_Your task_:
Whenever a line in the data contains "esse", show that line.

_Dataset extract_:
######

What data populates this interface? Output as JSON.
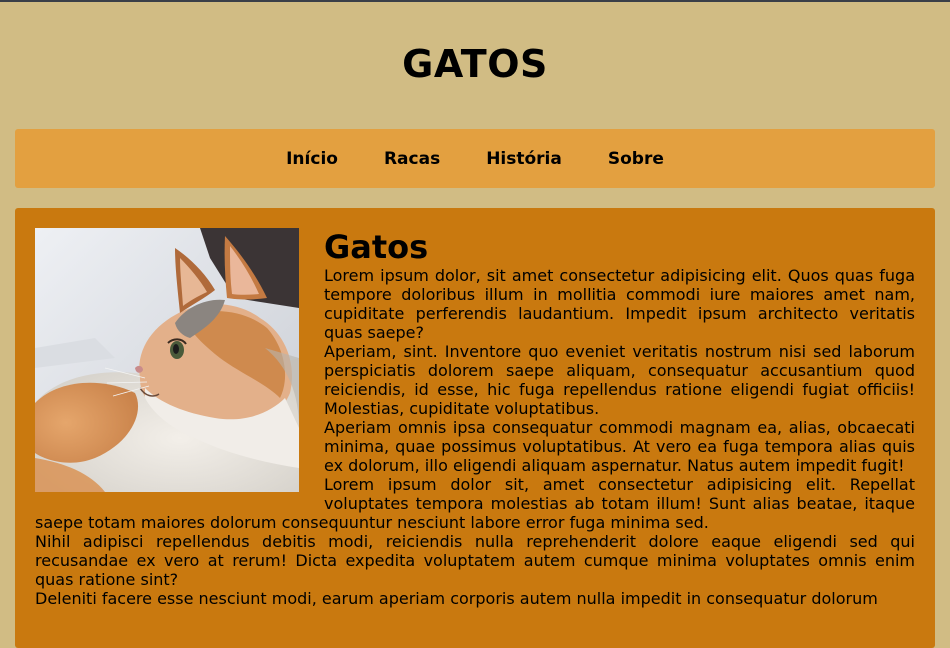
{
  "header": {
    "title": "GATOS"
  },
  "nav": {
    "items": [
      {
        "label": "Início"
      },
      {
        "label": "Racas"
      },
      {
        "label": "História"
      },
      {
        "label": "Sobre"
      }
    ]
  },
  "article": {
    "image": {
      "alt": "cat-photo"
    },
    "heading": "Gatos",
    "paragraphs": [
      "Lorem ipsum dolor, sit amet consectetur adipisicing elit. Quos quas fuga tempore doloribus illum in mollitia commodi iure maiores amet nam, cupiditate perferendis laudantium. Impedit ipsum architecto veritatis quas saepe?",
      "Aperiam, sint. Inventore quo eveniet veritatis nostrum nisi sed laborum perspiciatis dolorem saepe aliquam, consequatur accusantium quod reiciendis, id esse, hic fuga repellendus ratione eligendi fugiat officiis! Molestias, cupiditate voluptatibus.",
      "Aperiam omnis ipsa consequatur commodi magnam ea, alias, obcaecati minima, quae possimus voluptatibus. At vero ea fuga tempora alias quis ex dolorum, illo eligendi aliquam aspernatur. Natus autem impedit fugit!",
      "Lorem ipsum dolor sit, amet consectetur adipisicing elit. Repellat voluptates tempora molestias ab totam illum! Sunt alias beatae, itaque saepe totam maiores dolorum consequuntur nesciunt labore error fuga minima sed.",
      "Nihil adipisci repellendus debitis modi, reiciendis nulla reprehenderit dolore eaque eligendi sed qui recusandae ex vero at rerum! Dicta expedita voluptatem autem cumque minima voluptates omnis enim quas ratione sint?",
      "Deleniti facere esse nesciunt modi, earum aperiam corporis autem nulla impedit in consequatur dolorum"
    ]
  }
}
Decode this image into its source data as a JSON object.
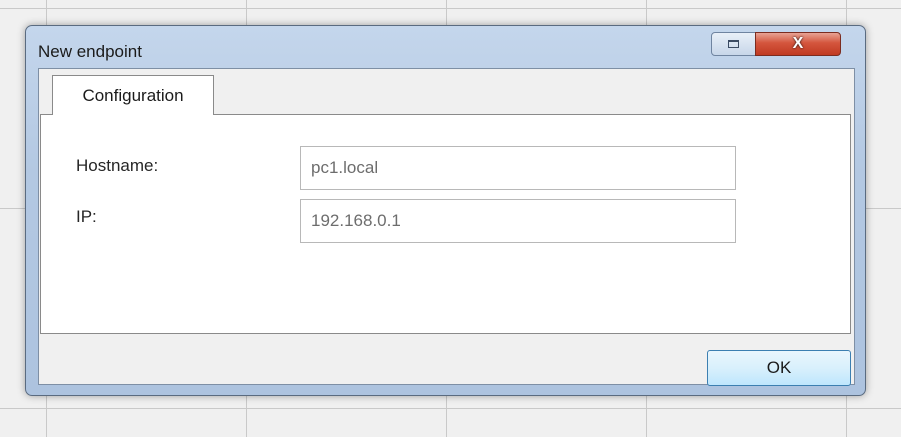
{
  "window": {
    "title": "New endpoint",
    "close_glyph": "X",
    "icons": {
      "maximize": "maximize-icon",
      "close": "close-icon"
    }
  },
  "tabs": [
    {
      "label": "Configuration"
    }
  ],
  "form": {
    "hostname_label": "Hostname:",
    "hostname_value": "pc1.local",
    "ip_label": "IP:",
    "ip_value": "192.168.0.1"
  },
  "buttons": {
    "ok": "OK"
  },
  "colors": {
    "accent": "#3c7fb1",
    "close": "#c03a22",
    "frame": "#b3c8e2"
  }
}
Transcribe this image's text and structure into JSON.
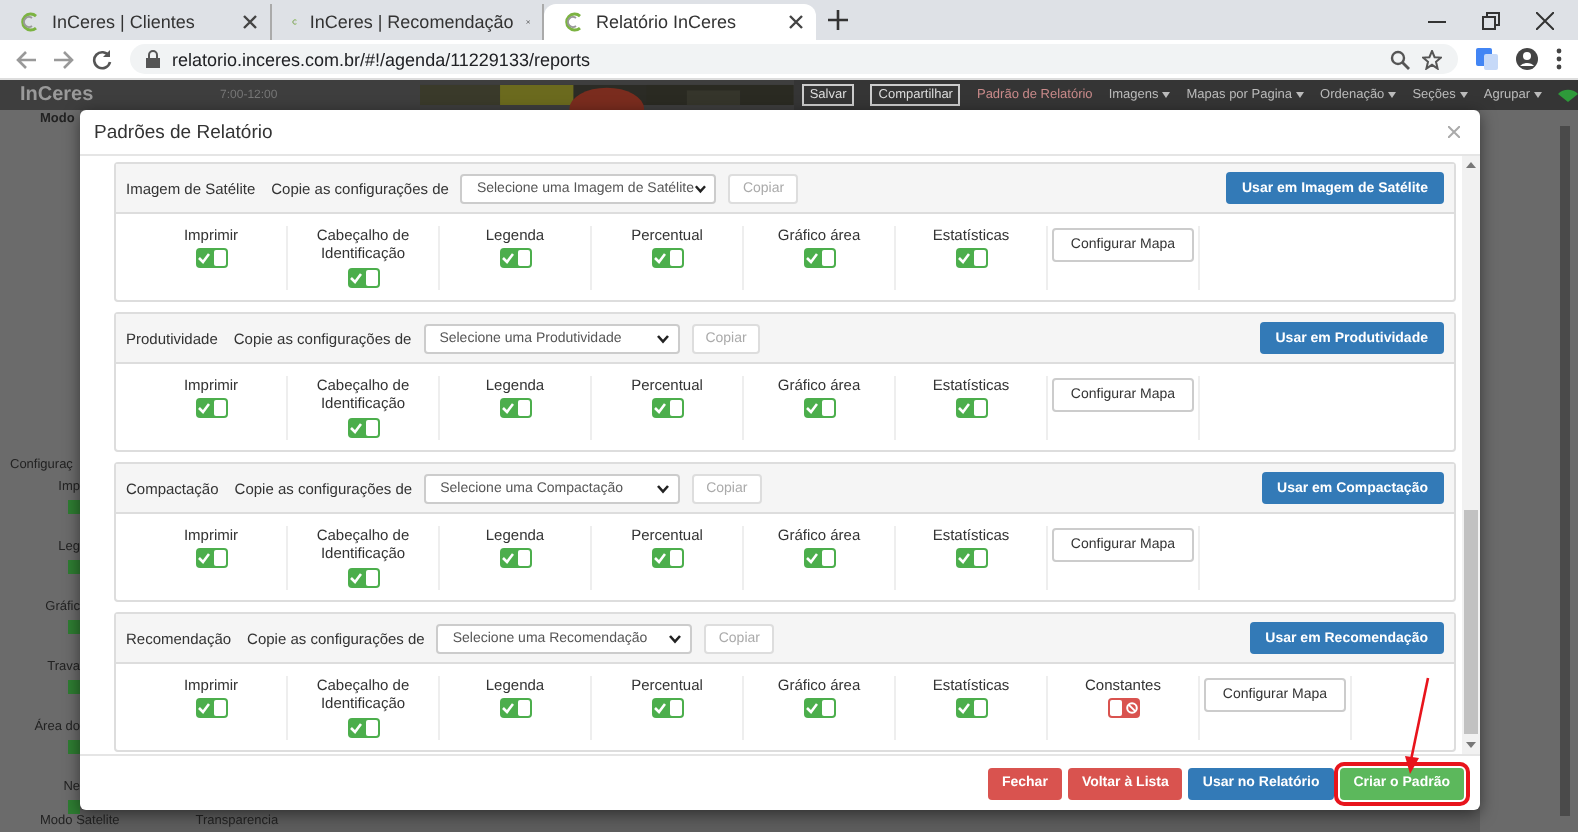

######

_Result_:
      "Aperiam, sint. Inventore quo eveniet veritatis nostrum nisi sed laborum perspiciatis dolorem saepe aliquam, consequatur accusantium quod reiciendis, id esse, hic fuga repellendus ratione eligendi fugiat officiis! Molestias, cupiditate voluptatibus.",
      "Deleniti facere esse nesciunt modi, earum aperiam corporis autem nulla impedit in consequatur dolorum"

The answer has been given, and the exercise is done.